Discover more from The Physical Movement: Play. Lead. Be Strong.
Edition #230: Overcoming Examples Are All Around Us.
The more we share, the more we normalize the ups and downs of sport and life.
When I think of growing up as a young athlete wannabe, I can think of many disappointments.
Not making the team, getting cut more than a few times, even traded as a junior hockey player. That was disappointing to go from a competitive team that was close to home with a group I knew , to a not so competitive team, whom I knew nothing about, that was not so close to home. While most kids don’t get traded, the challenges are a plenty. From the competition not going as planned, not getting the playing time hoped for, not getting the outcome wanted, injuries, and the coaches not being as good as others.

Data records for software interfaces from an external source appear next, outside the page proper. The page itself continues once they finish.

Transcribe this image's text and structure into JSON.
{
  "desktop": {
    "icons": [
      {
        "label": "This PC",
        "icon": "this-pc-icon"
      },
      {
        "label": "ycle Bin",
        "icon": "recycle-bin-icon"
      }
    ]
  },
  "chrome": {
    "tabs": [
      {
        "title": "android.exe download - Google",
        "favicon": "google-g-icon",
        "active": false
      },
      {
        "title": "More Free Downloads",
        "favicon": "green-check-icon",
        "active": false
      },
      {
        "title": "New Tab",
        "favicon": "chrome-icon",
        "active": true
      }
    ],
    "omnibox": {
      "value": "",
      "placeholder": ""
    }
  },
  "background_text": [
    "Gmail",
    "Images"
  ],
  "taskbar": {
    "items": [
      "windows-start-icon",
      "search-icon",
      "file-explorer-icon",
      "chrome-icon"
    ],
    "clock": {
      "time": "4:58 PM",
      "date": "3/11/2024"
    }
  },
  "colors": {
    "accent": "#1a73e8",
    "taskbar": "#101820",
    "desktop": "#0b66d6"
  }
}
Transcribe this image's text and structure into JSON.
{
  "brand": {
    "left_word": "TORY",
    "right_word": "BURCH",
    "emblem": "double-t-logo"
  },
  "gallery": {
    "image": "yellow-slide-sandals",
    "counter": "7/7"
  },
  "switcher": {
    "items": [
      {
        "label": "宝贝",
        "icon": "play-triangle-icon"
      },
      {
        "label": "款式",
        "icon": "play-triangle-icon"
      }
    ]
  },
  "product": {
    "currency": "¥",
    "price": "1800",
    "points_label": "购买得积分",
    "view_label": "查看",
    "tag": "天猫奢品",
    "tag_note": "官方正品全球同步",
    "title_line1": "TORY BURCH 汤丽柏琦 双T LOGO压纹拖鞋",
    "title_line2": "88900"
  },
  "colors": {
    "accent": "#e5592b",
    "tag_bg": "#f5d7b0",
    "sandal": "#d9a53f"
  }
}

I, for one, never thought of much of the above as being part of the journey or being part of the experience. When the experience did not go as planned, it came with a level of disappointment and self questioning that took a fair amount to deal with (in hindsight).
Today, we know more about the ups and downs of life and how that plays out in youth sport.
Coaches and parents know, or should know, that this is part of the gig.
Almost no one in youth sport escapes challenges and setbacks.
It’s how we deal with them and how we prepare our kids to deal with them that matter.
We get reminders of this everyday if we chose to look and find them.
While we can each relate to our time as athletes, coaches, and parents, I am not so sure we take the time to pass this along to our kids.
2 of these examples popped up this week that exemplifies this very point.
Have you heard of C.J Stroud?
He is the 21 year old first year quarterback for the Houston Texans in the National Football League.
He is absolutely tearing it up and seems like a runaway winner of offensive rookie of the year not even 1/2 way through the season.
What is worth noting is that it is very rare for a first year as a pro to do well at quarterback, often the team leader with tons of on field responsibilities.
Even more rare to do so at 21 where athletes on his team and whom he competes with are significantly older and more experienced.
One would think that such a gifted athlete would have sailed through youth sport and life without a worry in the world. Always the star and focus of attention right ? Doors open at every turn because of his ability on the field right ?
Well, not exactly.
When we look a little deeper we find a young man who lost his dad to prison when he was 13. Not just lost his dad in critical formative years but lost him with the additional weight of being to incarceration. The man who taught him to through and play, all of a sunder was behind bars for a long, long time.
We don’t need to go any deeper if we have kids and/ or coach them.
This is a major challenge that would take down most young people in its path.
CJ Stroud persevered and found some kind of piece and purpose in football.
As he got closer to university, the challenges were not done.
In this age of testing our kids, Stroud was given some kind of “ability rest” to gauge his abilities to be an elite quarterback. He scored low and many schools and later pro teams were dissuaded from investing in him because of this. Not because of what he showed on the field (which was spectacular) but because of some test of “ability”.
Another challenge, but no where enough to slow this athlete down.
You can read more about CJ Stroud’s story below from The Athletic and ESPN.
Do you know Diana Nyad’s story?
I did not know much about her story.
Watched the Netflix doc on her story a couple of days ago and ….well …wow .
Nyad is the marathon swimmer who is the only person to complete the Cuba to Florida swim in 2013 on her 5th try…..at 64 years old!!
5th try ?
When you factor in the degree of difficulty this particular 100 mile swim + pursuing at 64 years old + failing 4 times and dealing with a history that included sexual abuse above many challenges, we develop a real appreciation not only for the quality of the endeavor but the strength of this person.
As someone closing in on 60 years old, I can tell you , I was inspired on multiple levels.
More on the Diana Nyad story below but they do a great job on this film and I think it should be watched with your teenage kids (warning of scenes that deal with sexual abuse)
These are 2 examples, they are all around us. We, as coaches and parents are doing a disservice if we don’t prepare our kids for the setbacks they will face, not only on their journey in youth sport but in life.
We are measured by our ability to preservers through obstacles.
Getting through them, and developing inner strength is one of the best gifts we can pass along to the next generation.
Oh, and adults in the room …this is for you to …
…don’t be so surprised when things don’t go according to plan with Junior.
I see many grown ups act as if violated when challenges are thrown in front of our young ones, instead of treating them as part of the process.
Instead of feeling disrespected, let’s teach perseverance and determination , especially if the kids want to pursue something with gusto.
Encourage don’t baby.
Navigate don’t insulate.
Support don’t prevent.
Enjoy your week !